“To assess just how much illegal downloading is hurting me personally, I went [ on one download site ] and checked out how many Tess Gerritsen books were available for free downloading. I found over ninety files available, in a variety of languages, including the entire Jane Rizzoli series. The site tells you how many times the files have been downloaded, and at least 4,000 copies in English have been downloaded. That’s 4,000 book sales I never made.”
Not necessarily. Some of those 4k people might have found you in public libraries or through friends and still not got you any sales, whilst still others might never have bothered to read you at all. There is no real way to quantify this. I appreciate it is phenomenally irritating that you put this work in and aren’t being paid for it – I’ve been there myself and so have hundreds of other unpaid interns… but it’s not as black and white as 4k downloads = missing out on 4k sales. The chances that amongst those 4k downloads, 1000 folk read one of your books and went wow, this is awesome; then bought your entire back catalogue and recommended it to their friends, who went and bought it too. And you’d never know, cause even if you met them at a book signing or something they’d be too embarrassed to admit they first got into you because they read a pirate version of The Bone Garden.
Interestingly in some cases, authors have come out and said e-piracy has helped them – Lord Neil of Gaiman is probably the most prominent example, having said earlier this year that people downloading the books spread the word about them and boosted his sales. Obviously this doesn’t happen for every author, but since when was publishing an exact science? If people are pirating your books someone is reading them, and if you are any good they will be inclined to read more, potentially for cash – isn’t that a good thing?
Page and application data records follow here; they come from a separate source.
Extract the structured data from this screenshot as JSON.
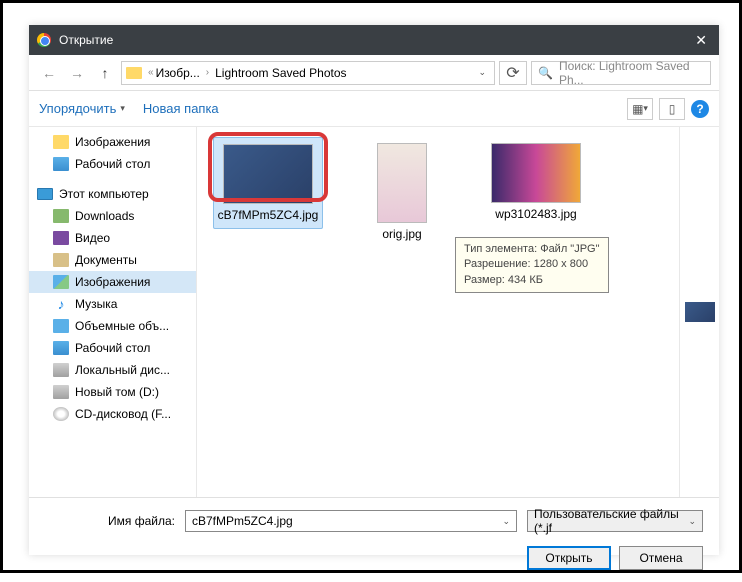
{
  "titlebar": {
    "title": "Открытие"
  },
  "nav": {
    "breadcrumb": {
      "seg1": "Изобр...",
      "seg2": "Lightroom Saved Photos"
    },
    "search_placeholder": "Поиск: Lightroom Saved Ph..."
  },
  "toolbar": {
    "organize": "Упорядочить",
    "new_folder": "Новая папка"
  },
  "sidebar": {
    "items": [
      {
        "label": "Изображения"
      },
      {
        "label": "Рабочий стол"
      },
      {
        "label": "Этот компьютер"
      },
      {
        "label": "Downloads"
      },
      {
        "label": "Видео"
      },
      {
        "label": "Документы"
      },
      {
        "label": "Изображения"
      },
      {
        "label": "Музыка"
      },
      {
        "label": "Объемные объ..."
      },
      {
        "label": "Рабочий стол"
      },
      {
        "label": "Локальный дис..."
      },
      {
        "label": "Новый том (D:)"
      },
      {
        "label": "CD-дисковод (F..."
      }
    ]
  },
  "files": [
    {
      "name": "cB7fMPm5ZC4.jpg"
    },
    {
      "name": "orig.jpg"
    },
    {
      "name": "wp3102483.jpg"
    }
  ],
  "tooltip": {
    "line1": "Тип элемента: Файл \"JPG\"",
    "line2": "Разрешение: 1280 x 800",
    "line3": "Размер: 434 КБ"
  },
  "bottom": {
    "filename_label": "Имя файла:",
    "filename_value": "cB7fMPm5ZC4.jpg",
    "filter": "Пользовательские файлы (*.jf",
    "open": "Открыть",
    "cancel": "Отмена"
  }
}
Well no, in actual fact book pirating will drive authors to stop writing, claimed this article in the Times in 2008. That seems to rather contravene the oft heard authors’ mantra that writing is a compulsion rather than a choice. If you can’t make a living out of it then you’re going to give up, argue The Society of Authors. But without any figures being mentioned I find it quite hard to know what that means. Technically I can live in Edinburgh on £12,000 a year, although I can’t do a lot other than that (for instance I don’t run a car, or buy as much fresh veg as I’d like, or put the heating on till there’s ice inside the windows of the flat…). So what do the SoA mean by making a living? Enough to support children? Enough to pay a mortgage? Enough to live in London? At the moment I’d be pretty ecstatic if writing earned me upwards of 15k, but I don’t actually think piracy is the thing stopping me.
Whilst book pirating and eBooks in general have changed the cash flow situation in publishing, writing has never given me the impression of being a massively lucrative profession. I certainly don’t think that you can exclusively blame them for the decline of the book. If anything they are keeping the format alive by giving people wider access for less money. I think the publishing industry needs to accept that and try to work with it, rather than panicking like a cat on fire. And I also think they need to separate the piracy issue from the growing popularity of eBooks – a kindle owner does not a pirate make.
In fact the real criteria for piracy can be found here, if you’re interested: